All I have to say is a big yes for Gary Oldman’s Dracula, and I was very disappointed with where he was placed on the previous list I mentioned, not even breaking the top twenty. He’s been a chameleon throughout his long and illustrious career, and certainly does not disappoint as the count. He goes through nearly half a dozen distinct looks for the role, taking on each one exceptionally well and drawing us in with his over the top interpretation. Oldman thoroughly embraces Dracula’s sinister nature, and you can feel the subdued wickedness that oozes from him when he’s on screen and he’s indulging himself in the part. My one knock is the age-old romance angle that’s injected into the character and him pining for Mina, where as in the original story he was after her purely out of spite in retaliation for the slaying of Lucy, which I think fits him much better. It’s a minor gripe on my part and really doesn’t affect my enjoyment of Oldman’s portrayal in any significant way, but it was my deciding factor in not putting him first.
Good god Christopher Lee, because, without a doubt, no one has ever taken on the roll of Count Dracula better than this man right here. Lee brought an undeniable menace to the part of the count without even having to utter a word in some instances, with the way he walked, held himself, and his deep voice when he did deliver his lines. With Lee, I always got the distinct feeling that Dracula was just pure evil, concealing a bestial nature just below the surface that was ready to strike out at any moment.

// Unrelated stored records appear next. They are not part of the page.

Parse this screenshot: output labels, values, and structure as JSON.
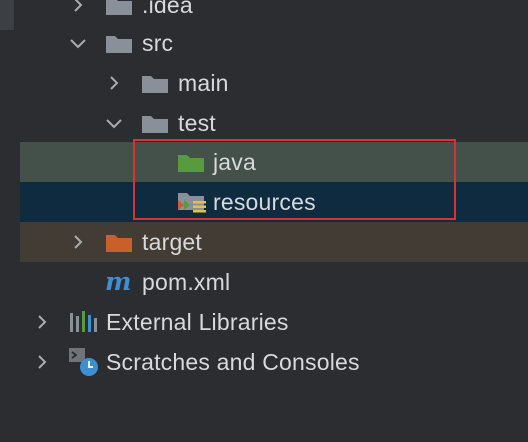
{
  "project_tree": {
    "items": [
      {
        "label": ".idea",
        "icon": "folder-icon"
      },
      {
        "label": "src",
        "icon": "folder-icon"
      },
      {
        "label": "main",
        "icon": "folder-icon"
      },
      {
        "label": "test",
        "icon": "folder-icon"
      },
      {
        "label": "java",
        "icon": "test-sources-folder-icon"
      },
      {
        "label": "resources",
        "icon": "test-resources-folder-icon"
      },
      {
        "label": "target",
        "icon": "excluded-folder-icon"
      },
      {
        "label": "pom.xml",
        "icon": "maven-icon"
      },
      {
        "label": "External Libraries",
        "icon": "libraries-icon"
      },
      {
        "label": "Scratches and Consoles",
        "icon": "scratches-icon"
      }
    ]
  },
  "colors": {
    "background": "#2b2d30",
    "text": "#d7d9dc",
    "folder": "#8a9099",
    "test_sources_folder": "#5a9a3f",
    "excluded_folder": "#c9602b",
    "maven": "#3d8fd1",
    "highlight_border": "#d83232",
    "selected_row": "#0f2b3f",
    "test_row": "#44504a",
    "target_row": "#423c34"
  }
}
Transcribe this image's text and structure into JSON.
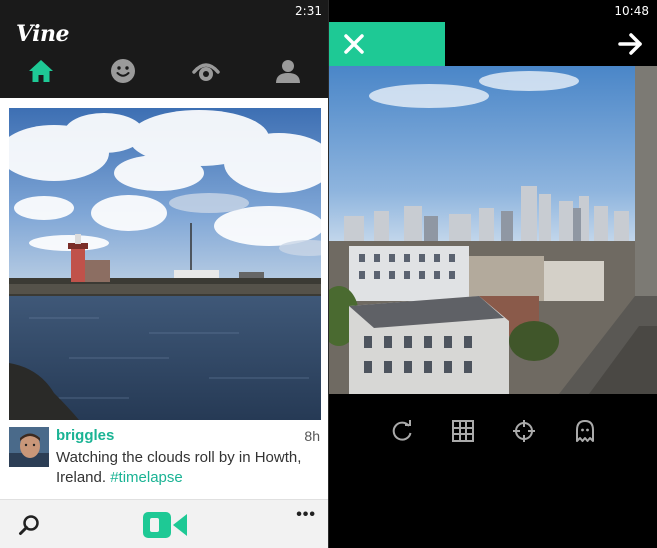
{
  "left": {
    "status_time": "2:31",
    "logo": "Vine",
    "nav": [
      {
        "name": "home",
        "icon": "home-icon",
        "active": true
      },
      {
        "name": "activity",
        "icon": "smiley-icon",
        "active": false
      },
      {
        "name": "explore",
        "icon": "eye-icon",
        "active": false
      },
      {
        "name": "profile",
        "icon": "person-icon",
        "active": false
      }
    ],
    "post": {
      "username": "briggles",
      "time_ago": "8h",
      "caption": "Watching the clouds roll by in Howth, Ireland. ",
      "hashtag": "#timelapse"
    },
    "appbar": {
      "search_icon": "search-icon",
      "camera_icon": "video-camera-icon",
      "more": "•••"
    }
  },
  "right": {
    "status_time": "10:48",
    "close_icon": "close-icon",
    "next_icon": "arrow-right-icon",
    "tools": [
      "refresh-icon",
      "grid-icon",
      "focus-icon",
      "ghost-icon"
    ]
  },
  "colors": {
    "accent": "#1ab394",
    "camera_green": "#1ec995",
    "header_bg": "#1a1a1a"
  }
}
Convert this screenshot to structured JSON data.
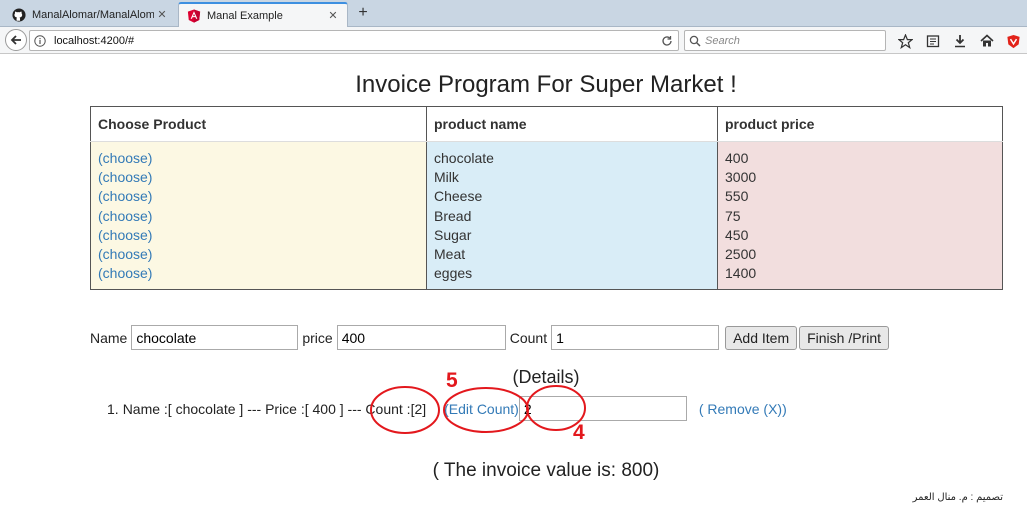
{
  "browser": {
    "tabs": [
      {
        "label": "ManalAlomar/ManalAlomar",
        "icon": "github-icon",
        "active": false
      },
      {
        "label": "Manal Example",
        "icon": "angular-icon",
        "active": true
      }
    ],
    "url": "localhost:4200/#",
    "search_placeholder": "Search"
  },
  "page": {
    "title": "Invoice Program For Super Market !",
    "table": {
      "headers": [
        "Choose Product",
        "product name",
        "product price"
      ],
      "rows": [
        {
          "action": "(choose)",
          "name": "chocolate",
          "price": "400"
        },
        {
          "action": "(choose)",
          "name": "Milk",
          "price": "3000"
        },
        {
          "action": "(choose)",
          "name": "Cheese",
          "price": "550"
        },
        {
          "action": "(choose)",
          "name": "Bread",
          "price": "75"
        },
        {
          "action": "(choose)",
          "name": "Sugar",
          "price": "450"
        },
        {
          "action": "(choose)",
          "name": "Meat",
          "price": "2500"
        },
        {
          "action": "(choose)",
          "name": "egges",
          "price": "1400"
        }
      ]
    },
    "form": {
      "name_label": "Name",
      "name_value": "chocolate",
      "price_label": "price",
      "price_value": "400",
      "count_label": "Count",
      "count_value": "1",
      "add_button": "Add Item",
      "finish_button": "Finish /Print"
    },
    "details": {
      "title": "(Details)",
      "item": {
        "index": "1.",
        "text": "Name :[ chocolate ] --- Price :[ 400 ] --- Count :[2]",
        "edit_label": "(Edit Count)",
        "edit_value": "2",
        "remove_label": "( Remove (X))"
      }
    },
    "total": "( The invoice value is: 800)",
    "designer": "تصميم : م. منال العمر"
  },
  "annotations": {
    "labels": [
      "5",
      "4"
    ],
    "color": "#e3181d"
  }
}
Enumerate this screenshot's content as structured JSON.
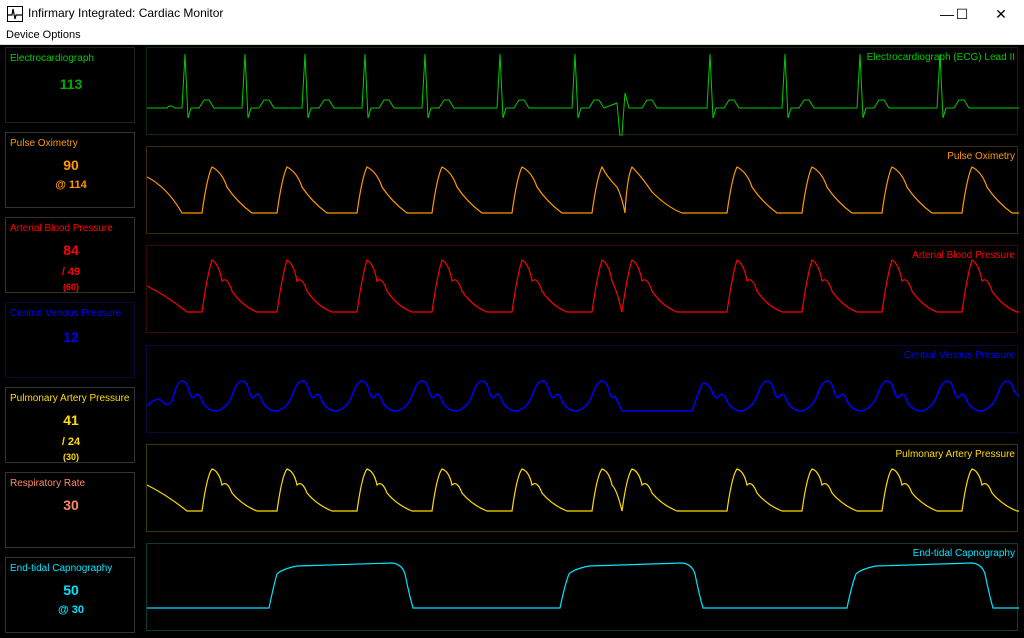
{
  "window": {
    "title": "Infirmary Integrated: Cardiac Monitor",
    "controls": {
      "minimize": "—",
      "maximize": "☐",
      "close": "✕"
    }
  },
  "menu": {
    "device_options": "Device Options"
  },
  "colors": {
    "ecg": "#00cc00",
    "spo2": "#ff9900",
    "abp": "#ff0000",
    "cvp": "#0000ff",
    "pa": "#ffdd00",
    "rr": "#ff8866",
    "etco2": "#00e5ff"
  },
  "panels": {
    "ecg": {
      "name": "Electrocardiograph",
      "value": "113"
    },
    "spo2": {
      "name": "Pulse Oximetry",
      "value": "90",
      "sub": "@ 114"
    },
    "abp": {
      "name": "Arterial Blood Pressure",
      "value": "84",
      "sub": "/ 49",
      "mean": "(60)"
    },
    "cvp": {
      "name": "Central Venous Pressure",
      "value": "12"
    },
    "pa": {
      "name": "Pulmonary Artery Pressure",
      "value": "41",
      "sub": "/ 24",
      "mean": "(30)"
    },
    "rr": {
      "name": "Respiratory Rate",
      "value": "30"
    },
    "etco2": {
      "name": "End-tidal Capnography",
      "value": "50",
      "sub": "@ 30"
    }
  },
  "traces": {
    "ecg": "Electrocardiograph (ECG) Lead II",
    "spo2": "Pulse Oximetry",
    "abp": "Arterial Blood Pressure",
    "cvp": "Central Venous Pressure",
    "pa": "Pulmonary Artery Pressure",
    "etco2": "End-tidal Capnography"
  }
}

And when it finally was revealed it did not disappointment in the slightest, the visual of those bloodshot eyes and fanged hiss always sticking with me when I picture who the count should be. To see Lee’s dark arrogance and aristocratic wickedness is a treat through all seven films, eight if you include the one not produced by Hammer, that he took on the role, and in my opinion is the one that all others should be held up to. But so far everything else has always come up just short, which should speak volumes about just how good Christopher Lee was as the count, because it’s been nearly fifty years and no one’s matched him yet.
So, I hope this was a fun read for you guys, because I really enjoyed putting this little grouping together and bringing it to you. The many takes on count Dracula have been just as varied as the actors who have donned the dark cloak and sharp fangs themselves, with varying degrees of success on both the comic and dramatic fronts alike. But the ones above I believe managed to capture something in their respective performances that made them all really standout for me, and yes, even Julia with only the still shots to enjoy and the thoughts of what it was actually like. If you’ve never taken the time to check out any of the portrayals that I’ve mentioned then you’re doing yourself a great disservice and you should really fix that, because they’re all worth sinking your teeth into in their own way. Get out there and give them a look, gang, because you’re missing some great undead entertainment if you don’t. As always, later, and until next time.